*** SOURCE DATA ***
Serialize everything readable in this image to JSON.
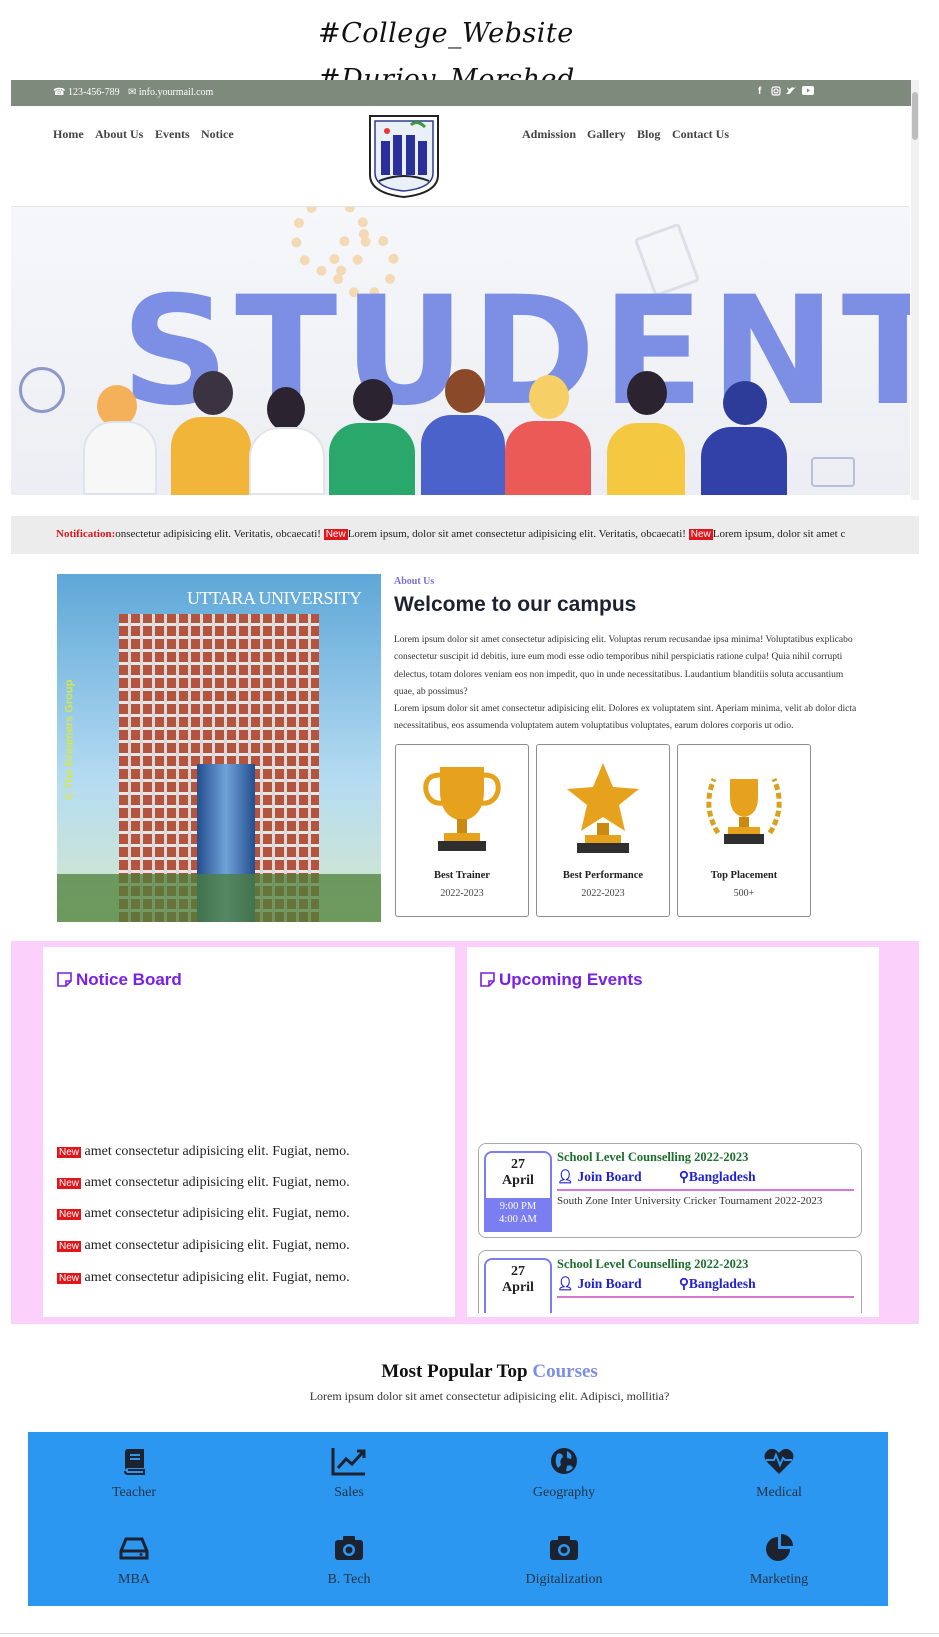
{
  "watermark": {
    "line1": "#College_Website",
    "line2": "#Durjoy_Morshed"
  },
  "topbar": {
    "phone": "123-456-789",
    "email": "info.yourmail.com",
    "social": [
      "facebook-icon",
      "instagram-icon",
      "twitter-icon",
      "youtube-icon"
    ]
  },
  "nav": {
    "left": [
      "Home",
      "About Us",
      "Events",
      "Notice"
    ],
    "right": [
      "Admission",
      "Gallery",
      "Blog",
      "Contact Us"
    ]
  },
  "hero": {
    "title": "STUDENTS"
  },
  "notification": {
    "label": "Notification:",
    "segments": [
      {
        "text": "onsectetur adipisicing elit. Veritatis, obcaecati!",
        "tag": "New"
      },
      {
        "text": "Lorem ipsum, dolor sit amet consectetur adipisicing elit. Veritatis, obcaecati!",
        "tag": "New"
      },
      {
        "text": "Lorem ipsum, dolor sit amet c",
        "tag": ""
      }
    ]
  },
  "about": {
    "kicker": "About Us",
    "title": "Welcome to our campus",
    "building_sign": "UTTARA UNIVERSITY",
    "building_credit": "© The Dreamers Group",
    "para1": "Lorem ipsum dolor sit amet consectetur adipisicing elit. Voluptas rerum recusandae ipsa minima! Voluptatibus explicabo consectetur suscipit id debitis, iure eum modi esse odio temporibus nihil perspiciatis ratione culpa! Quia nihil corrupti delectus, totam dolores veniam eos non impedit, quo in unde necessitatibus. Laudantium blanditiis soluta accusantium quae, ab possimus?",
    "para2": "Lorem ipsum dolor sit amet consectetur adipisicing elit. Dolores ex voluptatem sint. Aperiam minima, velit ab dolor dicta necessitatibus, eos assumenda voluptatem autem voluptatibus voluptates, earum dolores corporis ut odio.",
    "cards": [
      {
        "icon": "trophy-cup-icon",
        "title": "Best Trainer",
        "sub": "2022-2023"
      },
      {
        "icon": "star-trophy-icon",
        "title": "Best Performance",
        "sub": "2022-2023"
      },
      {
        "icon": "laurel-trophy-icon",
        "title": "Top Placement",
        "sub": "500+"
      }
    ]
  },
  "notice_board": {
    "title": "Notice Board",
    "tag": "New",
    "items": [
      "amet consectetur adipisicing elit. Fugiat, nemo.",
      "amet consectetur adipisicing elit. Fugiat, nemo.",
      "amet consectetur adipisicing elit. Fugiat, nemo.",
      "amet consectetur adipisicing elit. Fugiat, nemo.",
      "amet consectetur adipisicing elit. Fugiat, nemo."
    ]
  },
  "events": {
    "title": "Upcoming Events",
    "items": [
      {
        "day": "27",
        "month": "April",
        "time1": "9:00 PM",
        "time2": "4:00 AM",
        "title": "School Level Counselling 2022-2023",
        "org": "Join Board",
        "place": "Bangladesh",
        "desc": "South Zone Inter University Cricker Tournament 2022-2023"
      },
      {
        "day": "27",
        "month": "April",
        "time1": "",
        "time2": "",
        "title": "School Level Counselling 2022-2023",
        "org": "Join Board",
        "place": "Bangladesh",
        "desc": ""
      }
    ]
  },
  "courses": {
    "title_main": "Most Popular Top ",
    "title_accent": "Courses",
    "subtitle": "Lorem ipsum dolor sit amet consectetur adipisicing elit. Adipisci, mollitia?",
    "items": [
      {
        "label": "Teacher",
        "icon": "book-icon"
      },
      {
        "label": "Sales",
        "icon": "chart-line-icon"
      },
      {
        "label": "Geography",
        "icon": "globe-icon"
      },
      {
        "label": "Medical",
        "icon": "heartbeat-icon"
      },
      {
        "label": "MBA",
        "icon": "hdd-icon"
      },
      {
        "label": "B. Tech",
        "icon": "camera-icon"
      },
      {
        "label": "Digitalization",
        "icon": "camera-icon"
      },
      {
        "label": "Marketing",
        "icon": "pie-chart-icon"
      }
    ]
  },
  "colors": {
    "topbar": "#7e8a7c",
    "accent": "#7a1fe6",
    "hero_text": "#7d8fe4",
    "pink": "#fbd0fb",
    "courses_bg": "#2b97f0",
    "new_tag": "#e1161c"
  }
}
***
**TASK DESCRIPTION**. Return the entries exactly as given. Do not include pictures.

**WRITTEN ANSWER**.
Serialize everything readable in this image to JSON.
{
  "watermark": {
    "line1": "#College_Website",
    "line2": "#Durjoy_Morshed"
  },
  "topbar": {
    "phone": "123-456-789",
    "email": "info.yourmail.com",
    "social": [
      "facebook-icon",
      "instagram-icon",
      "twitter-icon",
      "youtube-icon"
    ]
  },
  "nav": {
    "left": [
      "Home",
      "About Us",
      "Events",
      "Notice"
    ],
    "right": [
      "Admission",
      "Gallery",
      "Blog",
      "Contact Us"
    ]
  },
  "hero": {
    "title": "STUDENTS"
  },
  "notification": {
    "label": "Notification:",
    "segments": [
      {
        "text": "onsectetur adipisicing elit. Veritatis, obcaecati!",
        "tag": "New"
      },
      {
        "text": "Lorem ipsum, dolor sit amet consectetur adipisicing elit. Veritatis, obcaecati!",
        "tag": "New"
      },
      {
        "text": "Lorem ipsum, dolor sit amet c",
        "tag": ""
      }
    ]
  },
  "about": {
    "kicker": "About Us",
    "title": "Welcome to our campus",
    "building_sign": "UTTARA UNIVERSITY",
    "building_credit": "© The Dreamers Group",
    "para1": "Lorem ipsum dolor sit amet consectetur adipisicing elit. Voluptas rerum recusandae ipsa minima! Voluptatibus explicabo consectetur suscipit id debitis, iure eum modi esse odio temporibus nihil perspiciatis ratione culpa! Quia nihil corrupti delectus, totam dolores veniam eos non impedit, quo in unde necessitatibus. Laudantium blanditiis soluta accusantium quae, ab possimus?",
    "para2": "Lorem ipsum dolor sit amet consectetur adipisicing elit. Dolores ex voluptatem sint. Aperiam minima, velit ab dolor dicta necessitatibus, eos assumenda voluptatem autem voluptatibus voluptates, earum dolores corporis ut odio.",
    "cards": [
      {
        "icon": "trophy-cup-icon",
        "title": "Best Trainer",
        "sub": "2022-2023"
      },
      {
        "icon": "star-trophy-icon",
        "title": "Best Performance",
        "sub": "2022-2023"
      },
      {
        "icon": "laurel-trophy-icon",
        "title": "Top Placement",
        "sub": "500+"
      }
    ]
  },
  "notice_board": {
    "title": "Notice Board",
    "tag": "New",
    "items": [
      "amet consectetur adipisicing elit. Fugiat, nemo.",
      "amet consectetur adipisicing elit. Fugiat, nemo.",
      "amet consectetur adipisicing elit. Fugiat, nemo.",
      "amet consectetur adipisicing elit. Fugiat, nemo.",
      "amet consectetur adipisicing elit. Fugiat, nemo."
    ]
  },
  "events": {
    "title": "Upcoming Events",
    "items": [
      {
        "day": "27",
        "month": "April",
        "time1": "9:00 PM",
        "time2": "4:00 AM",
        "title": "School Level Counselling 2022-2023",
        "org": "Join Board",
        "place": "Bangladesh",
        "desc": "South Zone Inter University Cricker Tournament 2022-2023"
      },
      {
        "day": "27",
        "month": "April",
        "time1": "",
        "time2": "",
        "title": "School Level Counselling 2022-2023",
        "org": "Join Board",
        "place": "Bangladesh",
        "desc": ""
      }
    ]
  },
  "courses": {
    "title_main": "Most Popular Top ",
    "title_accent": "Courses",
    "subtitle": "Lorem ipsum dolor sit amet consectetur adipisicing elit. Adipisci, mollitia?",
    "items": [
      {
        "label": "Teacher",
        "icon": "book-icon"
      },
      {
        "label": "Sales",
        "icon": "chart-line-icon"
      },
      {
        "label": "Geography",
        "icon": "globe-icon"
      },
      {
        "label": "Medical",
        "icon": "heartbeat-icon"
      },
      {
        "label": "MBA",
        "icon": "hdd-icon"
      },
      {
        "label": "B. Tech",
        "icon": "camera-icon"
      },
      {
        "label": "Digitalization",
        "icon": "camera-icon"
      },
      {
        "label": "Marketing",
        "icon": "pie-chart-icon"
      }
    ]
  },
  "colors": {
    "topbar": "#7e8a7c",
    "accent": "#7a1fe6",
    "hero_text": "#7d8fe4",
    "pink": "#fbd0fb",
    "courses_bg": "#2b97f0",
    "new_tag": "#e1161c"
  }
}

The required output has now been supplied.